Muslim clerics in Mombasa have urged the government to open mosques in counties with few or no Covid-19 cases for Idd prayers.

Muslims will celebrate Idd-ul-Fitr on Saturday or Sunday depending on the sighting of the moon.

The government has gazetted Monday, May 25, as a public holiday to celebrate Idd.

On Thursday, the Kenya Muslims National Advisory Council said the government should trust Muslims enough to adhere to strict health guidelines for opening mosques.

Where's the logic?

Sheikh Ngao said it is illogical to trust drunkards to drink beer and keep social distancing and not trust Muslims, who do not drink, to do the same.

This will test how disciplined Muslims are, the council said.

“If the government can trust drunkards enough to keep social distancing in eateries, then it should trust Muslims enough to open mosques for Idd prayers,” Kemnac chair Sheikh Juma Ngao said.

Sheikh Ngao said it is illogical to trust drunkards to drink beer and keep social distancing and not trust Muslims, who do not drink, to do the same.

He said counties like Kwale, Marsabit, Meru, Kisumu and Lamu have recorded few or no Covid-19 cases yet all their mosques are closed.

Sheik Ngao said mosques that don't observe the anti-virus directives should be closed.

In Mombasa and Nairobi, where Covid-19 is prevalent, it is understandable to keep mosques closed, he said.

“Prayers are an essential weapon against this pandemic. It is only through prayers that we can win against the Covid-19. And prayers done together are stronger than prayers done individually,” Sheikh Ngao said.

Kemnac member Shahame Mwaringa, chair Sheikh Juma Ngao and chief adviser Juma Abdulrazak at the Panaroma Hotel in Mombasa on Thursday.
DON'T PUNISH US: Kemnac member Shahame Mwaringa, chair Sheikh Juma Ngao and chief adviser Juma Abdulrazak at the Panaroma Hotel in Mombasa on Thursday.
Image: BRIAN OTIENO

The Matatu Owners Association on Thursday said this year they will not provide free transport for Muslims going for Idd prayers because of the virus.

MOA Coast coordinator Salim Mbarak said it is unfortunate transport will not be free.

“The usual 15 matatus that we provide every Idd day will not be available this year,” he said.

Kemnac chief adviser Juma Abdulrazak said it is also disturbing that police keep arresting poor people who cannot afford masks and then pose them to the coronavirus in cells.

He said the poor prioritise food over masks in the rare times they get money.

“Arresting them and forcing them to pay a Sh500 fine or forcing them into crowded cells makes no sense,”  Abdulrazak said.

Shahame Mwaringa, a Kemnac member, said police should release all suspects arrested for lacking masks because the government has not provided the masks.

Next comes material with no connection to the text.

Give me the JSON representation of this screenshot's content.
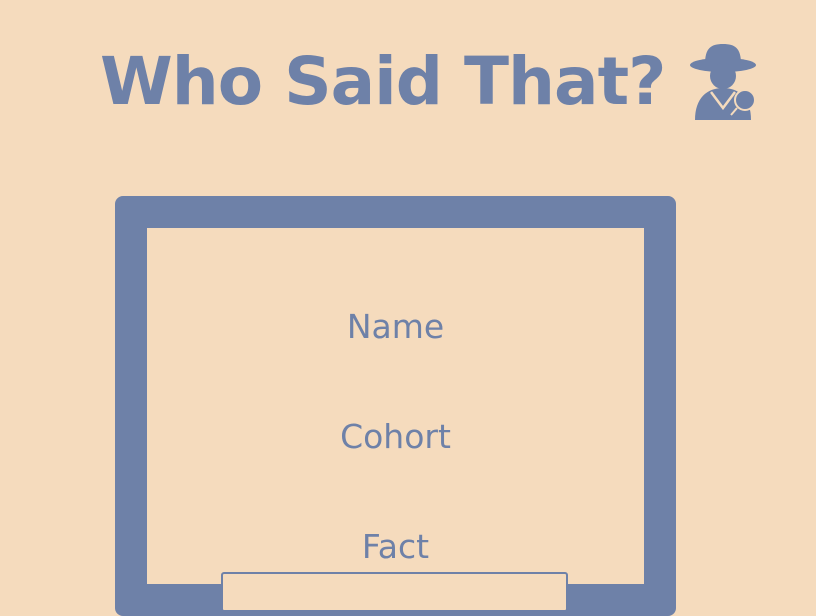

“If the government used the hundreds of billions of shillings to buy masks for the poor, then the police would have been justified,” he said.

Sheikh Ngao also asked President Uhuru Kenyatta to order the Madagascar ‘herbal tonic’ that they claim cures Covid-19.

The ‘cure’ has not been tested and the World Health Organization has warned about its use.

Despite this, Malagasy President Andry Rajoelina has promoted the medicine and even exported it to Tanzania on request from Tanzanian President John Magufuli.

On Thursday, Sheikh Ngao said the cure could work well in Kenya.

“If without the Madagascar medicine we are recording more recoveries than deaths, then there will be even more recoveries and even fewer deaths with the cure,”  the Kemnac chairman said.

(Edited by V. Graham)